[DATA PROVIDED — start]
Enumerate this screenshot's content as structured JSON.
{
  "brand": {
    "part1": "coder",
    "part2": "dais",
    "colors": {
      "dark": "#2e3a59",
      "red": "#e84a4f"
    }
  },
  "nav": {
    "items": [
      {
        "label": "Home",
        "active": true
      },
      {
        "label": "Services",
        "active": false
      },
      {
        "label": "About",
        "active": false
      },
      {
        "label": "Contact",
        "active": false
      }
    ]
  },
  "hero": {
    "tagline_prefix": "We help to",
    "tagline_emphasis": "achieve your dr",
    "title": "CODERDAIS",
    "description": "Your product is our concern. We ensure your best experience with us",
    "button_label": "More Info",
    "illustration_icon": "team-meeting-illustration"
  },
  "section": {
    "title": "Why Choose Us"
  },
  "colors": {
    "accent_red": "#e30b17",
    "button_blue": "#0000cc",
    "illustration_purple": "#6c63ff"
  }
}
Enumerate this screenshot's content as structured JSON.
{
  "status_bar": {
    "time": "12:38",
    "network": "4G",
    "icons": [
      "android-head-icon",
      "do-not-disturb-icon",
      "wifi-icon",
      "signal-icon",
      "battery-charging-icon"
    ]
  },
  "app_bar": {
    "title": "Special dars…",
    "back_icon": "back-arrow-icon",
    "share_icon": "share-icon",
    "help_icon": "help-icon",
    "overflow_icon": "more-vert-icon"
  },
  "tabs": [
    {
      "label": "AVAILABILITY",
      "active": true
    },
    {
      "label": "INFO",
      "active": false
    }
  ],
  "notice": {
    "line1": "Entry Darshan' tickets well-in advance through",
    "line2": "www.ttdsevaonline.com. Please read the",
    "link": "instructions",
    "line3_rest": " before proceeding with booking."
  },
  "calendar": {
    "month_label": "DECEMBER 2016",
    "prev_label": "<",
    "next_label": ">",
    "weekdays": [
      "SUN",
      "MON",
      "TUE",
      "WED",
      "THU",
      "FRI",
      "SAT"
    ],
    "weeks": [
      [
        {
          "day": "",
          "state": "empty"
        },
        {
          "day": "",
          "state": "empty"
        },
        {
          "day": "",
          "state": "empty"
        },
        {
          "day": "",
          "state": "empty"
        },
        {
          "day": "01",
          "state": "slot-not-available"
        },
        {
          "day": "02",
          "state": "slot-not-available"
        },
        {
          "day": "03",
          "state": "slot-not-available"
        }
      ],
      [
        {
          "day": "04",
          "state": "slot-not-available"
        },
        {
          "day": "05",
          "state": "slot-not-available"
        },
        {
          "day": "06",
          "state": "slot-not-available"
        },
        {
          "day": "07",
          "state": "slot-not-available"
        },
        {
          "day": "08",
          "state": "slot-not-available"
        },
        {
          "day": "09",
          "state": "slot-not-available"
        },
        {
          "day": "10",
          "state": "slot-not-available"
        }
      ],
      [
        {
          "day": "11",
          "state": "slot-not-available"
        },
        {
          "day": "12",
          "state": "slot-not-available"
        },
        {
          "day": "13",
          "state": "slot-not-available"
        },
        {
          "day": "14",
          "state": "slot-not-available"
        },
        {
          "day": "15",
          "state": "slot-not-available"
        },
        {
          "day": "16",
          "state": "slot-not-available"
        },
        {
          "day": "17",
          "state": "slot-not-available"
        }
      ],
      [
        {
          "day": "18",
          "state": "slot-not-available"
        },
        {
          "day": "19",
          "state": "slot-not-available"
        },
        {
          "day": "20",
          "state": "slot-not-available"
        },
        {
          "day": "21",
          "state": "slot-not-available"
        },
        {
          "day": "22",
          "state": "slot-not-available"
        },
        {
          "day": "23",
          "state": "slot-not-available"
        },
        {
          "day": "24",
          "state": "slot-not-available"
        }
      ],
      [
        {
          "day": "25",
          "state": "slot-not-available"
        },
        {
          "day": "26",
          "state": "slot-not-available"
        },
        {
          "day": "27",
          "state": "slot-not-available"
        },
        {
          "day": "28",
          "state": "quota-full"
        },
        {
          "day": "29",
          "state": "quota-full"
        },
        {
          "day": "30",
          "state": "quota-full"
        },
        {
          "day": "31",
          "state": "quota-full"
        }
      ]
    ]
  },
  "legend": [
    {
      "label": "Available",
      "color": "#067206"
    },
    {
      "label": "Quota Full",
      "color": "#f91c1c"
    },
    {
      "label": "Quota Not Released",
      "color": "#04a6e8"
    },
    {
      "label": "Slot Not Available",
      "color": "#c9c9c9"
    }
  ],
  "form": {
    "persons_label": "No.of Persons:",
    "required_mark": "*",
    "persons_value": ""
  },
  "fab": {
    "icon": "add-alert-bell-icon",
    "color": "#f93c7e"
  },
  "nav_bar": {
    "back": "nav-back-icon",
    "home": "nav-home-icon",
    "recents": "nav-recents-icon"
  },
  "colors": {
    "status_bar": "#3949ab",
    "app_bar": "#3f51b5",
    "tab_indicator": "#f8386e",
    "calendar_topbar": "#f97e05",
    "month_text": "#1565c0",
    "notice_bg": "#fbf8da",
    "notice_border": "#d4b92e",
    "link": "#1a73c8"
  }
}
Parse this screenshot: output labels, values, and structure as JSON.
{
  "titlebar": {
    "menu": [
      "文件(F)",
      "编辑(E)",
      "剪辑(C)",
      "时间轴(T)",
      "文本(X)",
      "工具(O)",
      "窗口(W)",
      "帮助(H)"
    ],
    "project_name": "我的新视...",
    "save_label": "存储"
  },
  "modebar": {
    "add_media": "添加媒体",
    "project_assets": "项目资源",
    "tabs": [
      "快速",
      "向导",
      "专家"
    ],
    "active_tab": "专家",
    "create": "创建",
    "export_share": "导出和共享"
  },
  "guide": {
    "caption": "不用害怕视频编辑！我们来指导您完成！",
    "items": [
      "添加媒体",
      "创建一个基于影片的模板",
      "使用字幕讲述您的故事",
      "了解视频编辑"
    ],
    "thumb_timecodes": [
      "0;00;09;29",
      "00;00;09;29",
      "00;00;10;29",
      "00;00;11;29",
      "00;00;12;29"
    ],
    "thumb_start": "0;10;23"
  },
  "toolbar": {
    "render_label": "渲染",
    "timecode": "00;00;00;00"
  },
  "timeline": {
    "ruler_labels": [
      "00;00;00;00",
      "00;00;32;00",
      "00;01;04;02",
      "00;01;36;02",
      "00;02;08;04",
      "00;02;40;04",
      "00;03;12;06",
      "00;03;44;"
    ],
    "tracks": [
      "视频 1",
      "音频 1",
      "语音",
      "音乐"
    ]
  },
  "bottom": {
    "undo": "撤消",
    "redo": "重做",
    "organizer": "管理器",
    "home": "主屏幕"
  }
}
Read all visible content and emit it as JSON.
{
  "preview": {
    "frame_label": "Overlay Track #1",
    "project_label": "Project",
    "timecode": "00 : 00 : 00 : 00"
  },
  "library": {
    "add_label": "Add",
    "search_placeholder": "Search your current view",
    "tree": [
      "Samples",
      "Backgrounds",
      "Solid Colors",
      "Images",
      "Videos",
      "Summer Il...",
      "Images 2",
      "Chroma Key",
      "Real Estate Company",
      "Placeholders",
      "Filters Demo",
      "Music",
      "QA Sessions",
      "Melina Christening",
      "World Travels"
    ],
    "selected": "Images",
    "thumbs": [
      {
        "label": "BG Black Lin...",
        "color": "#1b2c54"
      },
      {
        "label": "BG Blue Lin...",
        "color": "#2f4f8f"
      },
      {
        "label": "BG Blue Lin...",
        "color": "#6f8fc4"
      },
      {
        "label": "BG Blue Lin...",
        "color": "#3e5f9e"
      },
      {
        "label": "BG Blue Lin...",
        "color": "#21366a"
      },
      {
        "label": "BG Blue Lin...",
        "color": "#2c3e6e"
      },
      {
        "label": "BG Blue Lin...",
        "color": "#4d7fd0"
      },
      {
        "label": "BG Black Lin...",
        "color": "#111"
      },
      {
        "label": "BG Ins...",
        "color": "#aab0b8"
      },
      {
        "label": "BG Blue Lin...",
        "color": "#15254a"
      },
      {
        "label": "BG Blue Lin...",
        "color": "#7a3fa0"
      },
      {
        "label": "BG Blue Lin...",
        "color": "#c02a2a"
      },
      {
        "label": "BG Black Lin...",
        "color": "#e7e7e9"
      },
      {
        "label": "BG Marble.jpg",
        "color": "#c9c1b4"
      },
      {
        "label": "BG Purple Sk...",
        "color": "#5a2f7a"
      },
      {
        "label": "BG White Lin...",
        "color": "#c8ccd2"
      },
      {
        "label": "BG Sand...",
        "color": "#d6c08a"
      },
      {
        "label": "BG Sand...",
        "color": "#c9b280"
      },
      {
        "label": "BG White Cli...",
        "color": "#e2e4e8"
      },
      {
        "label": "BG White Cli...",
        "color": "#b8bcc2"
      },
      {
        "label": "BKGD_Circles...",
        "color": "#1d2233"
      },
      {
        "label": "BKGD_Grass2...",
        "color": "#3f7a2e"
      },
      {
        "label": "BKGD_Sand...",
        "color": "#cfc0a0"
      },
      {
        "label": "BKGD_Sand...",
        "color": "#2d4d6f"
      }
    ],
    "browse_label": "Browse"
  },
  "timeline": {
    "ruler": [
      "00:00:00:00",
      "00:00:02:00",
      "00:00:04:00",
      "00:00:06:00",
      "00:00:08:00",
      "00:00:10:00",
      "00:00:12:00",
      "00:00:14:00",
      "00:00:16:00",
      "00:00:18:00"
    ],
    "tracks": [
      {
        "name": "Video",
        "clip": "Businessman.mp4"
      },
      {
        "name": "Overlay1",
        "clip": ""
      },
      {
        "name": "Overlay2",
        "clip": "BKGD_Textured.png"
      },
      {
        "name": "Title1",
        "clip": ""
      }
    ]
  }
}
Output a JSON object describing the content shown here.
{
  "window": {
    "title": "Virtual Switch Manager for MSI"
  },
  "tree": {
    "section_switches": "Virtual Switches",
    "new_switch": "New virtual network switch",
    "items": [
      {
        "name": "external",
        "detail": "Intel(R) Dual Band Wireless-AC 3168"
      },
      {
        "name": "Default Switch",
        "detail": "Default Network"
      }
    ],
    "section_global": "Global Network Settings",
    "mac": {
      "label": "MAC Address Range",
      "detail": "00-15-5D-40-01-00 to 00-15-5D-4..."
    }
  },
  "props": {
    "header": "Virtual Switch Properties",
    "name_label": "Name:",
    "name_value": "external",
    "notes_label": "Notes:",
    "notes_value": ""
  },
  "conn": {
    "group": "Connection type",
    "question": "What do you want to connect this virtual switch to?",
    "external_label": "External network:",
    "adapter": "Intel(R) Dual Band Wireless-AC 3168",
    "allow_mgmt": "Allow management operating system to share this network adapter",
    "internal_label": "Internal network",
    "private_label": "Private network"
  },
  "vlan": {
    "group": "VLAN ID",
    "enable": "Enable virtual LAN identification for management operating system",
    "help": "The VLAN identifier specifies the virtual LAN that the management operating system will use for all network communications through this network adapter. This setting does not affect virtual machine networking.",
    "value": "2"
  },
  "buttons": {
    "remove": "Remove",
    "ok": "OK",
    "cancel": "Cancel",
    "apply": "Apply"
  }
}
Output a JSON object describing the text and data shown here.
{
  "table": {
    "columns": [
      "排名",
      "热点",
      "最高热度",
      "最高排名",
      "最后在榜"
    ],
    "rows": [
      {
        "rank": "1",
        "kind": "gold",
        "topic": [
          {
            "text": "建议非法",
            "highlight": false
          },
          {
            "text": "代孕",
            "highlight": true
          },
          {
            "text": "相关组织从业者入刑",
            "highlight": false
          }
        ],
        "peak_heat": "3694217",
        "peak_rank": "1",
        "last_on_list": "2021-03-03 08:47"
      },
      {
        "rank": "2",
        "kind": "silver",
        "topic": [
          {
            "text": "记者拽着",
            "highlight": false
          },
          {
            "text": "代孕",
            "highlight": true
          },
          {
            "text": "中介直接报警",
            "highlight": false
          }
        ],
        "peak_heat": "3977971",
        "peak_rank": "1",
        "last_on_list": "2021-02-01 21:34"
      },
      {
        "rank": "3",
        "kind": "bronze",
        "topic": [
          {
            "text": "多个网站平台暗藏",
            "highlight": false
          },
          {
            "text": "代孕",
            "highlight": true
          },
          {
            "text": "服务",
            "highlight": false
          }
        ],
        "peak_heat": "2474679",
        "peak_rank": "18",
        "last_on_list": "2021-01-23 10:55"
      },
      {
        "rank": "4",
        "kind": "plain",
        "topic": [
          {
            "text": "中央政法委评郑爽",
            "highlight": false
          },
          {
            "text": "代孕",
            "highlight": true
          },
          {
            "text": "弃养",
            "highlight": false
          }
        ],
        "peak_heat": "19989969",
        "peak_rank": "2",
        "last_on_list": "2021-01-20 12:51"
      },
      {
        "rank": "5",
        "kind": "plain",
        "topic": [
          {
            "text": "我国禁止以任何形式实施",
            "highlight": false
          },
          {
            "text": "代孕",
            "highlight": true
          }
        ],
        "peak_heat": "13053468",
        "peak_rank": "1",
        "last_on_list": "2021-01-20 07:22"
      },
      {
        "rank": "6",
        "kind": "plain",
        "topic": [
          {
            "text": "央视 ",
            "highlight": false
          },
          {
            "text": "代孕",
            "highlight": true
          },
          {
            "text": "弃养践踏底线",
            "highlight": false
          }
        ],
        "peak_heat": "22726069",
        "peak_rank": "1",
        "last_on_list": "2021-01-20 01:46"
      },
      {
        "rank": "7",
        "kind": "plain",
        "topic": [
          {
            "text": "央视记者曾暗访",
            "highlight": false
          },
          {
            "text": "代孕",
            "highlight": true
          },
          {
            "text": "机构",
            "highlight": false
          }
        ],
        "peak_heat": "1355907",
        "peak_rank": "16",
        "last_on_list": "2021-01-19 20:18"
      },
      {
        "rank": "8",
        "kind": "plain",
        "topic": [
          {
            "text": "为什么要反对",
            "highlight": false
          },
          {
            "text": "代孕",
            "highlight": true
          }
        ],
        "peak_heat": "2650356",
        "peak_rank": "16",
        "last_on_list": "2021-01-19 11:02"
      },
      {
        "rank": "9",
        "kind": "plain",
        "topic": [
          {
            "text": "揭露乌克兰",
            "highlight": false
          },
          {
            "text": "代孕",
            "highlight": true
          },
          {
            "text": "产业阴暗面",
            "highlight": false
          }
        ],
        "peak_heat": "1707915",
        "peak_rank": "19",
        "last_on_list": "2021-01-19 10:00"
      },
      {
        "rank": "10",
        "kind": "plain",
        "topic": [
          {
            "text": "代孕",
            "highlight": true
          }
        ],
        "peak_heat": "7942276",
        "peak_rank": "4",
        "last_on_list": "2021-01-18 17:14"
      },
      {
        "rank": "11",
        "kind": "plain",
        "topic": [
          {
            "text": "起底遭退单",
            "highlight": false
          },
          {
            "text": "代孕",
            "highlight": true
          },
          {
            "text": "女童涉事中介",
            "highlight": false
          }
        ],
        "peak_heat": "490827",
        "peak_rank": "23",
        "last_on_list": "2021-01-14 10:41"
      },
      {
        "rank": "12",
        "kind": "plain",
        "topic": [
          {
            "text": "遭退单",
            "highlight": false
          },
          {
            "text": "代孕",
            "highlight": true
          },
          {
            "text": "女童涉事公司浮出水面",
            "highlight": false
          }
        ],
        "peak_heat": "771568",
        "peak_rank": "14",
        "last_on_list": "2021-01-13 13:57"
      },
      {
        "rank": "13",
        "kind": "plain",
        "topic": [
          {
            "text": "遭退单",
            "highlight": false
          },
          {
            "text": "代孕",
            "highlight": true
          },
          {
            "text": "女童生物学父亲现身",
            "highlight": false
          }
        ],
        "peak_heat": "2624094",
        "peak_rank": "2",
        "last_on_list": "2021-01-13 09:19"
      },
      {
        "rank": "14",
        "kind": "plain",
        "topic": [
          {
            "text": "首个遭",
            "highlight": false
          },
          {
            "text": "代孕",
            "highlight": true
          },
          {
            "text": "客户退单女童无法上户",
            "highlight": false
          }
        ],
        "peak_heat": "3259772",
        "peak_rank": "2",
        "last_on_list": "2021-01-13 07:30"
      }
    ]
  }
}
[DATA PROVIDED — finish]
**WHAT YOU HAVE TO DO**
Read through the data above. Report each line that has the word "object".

**RESULT OF THIS EXERCISE**
Output a JSON object describing the content shown here.
Output a JSON object describing the text and data shown here.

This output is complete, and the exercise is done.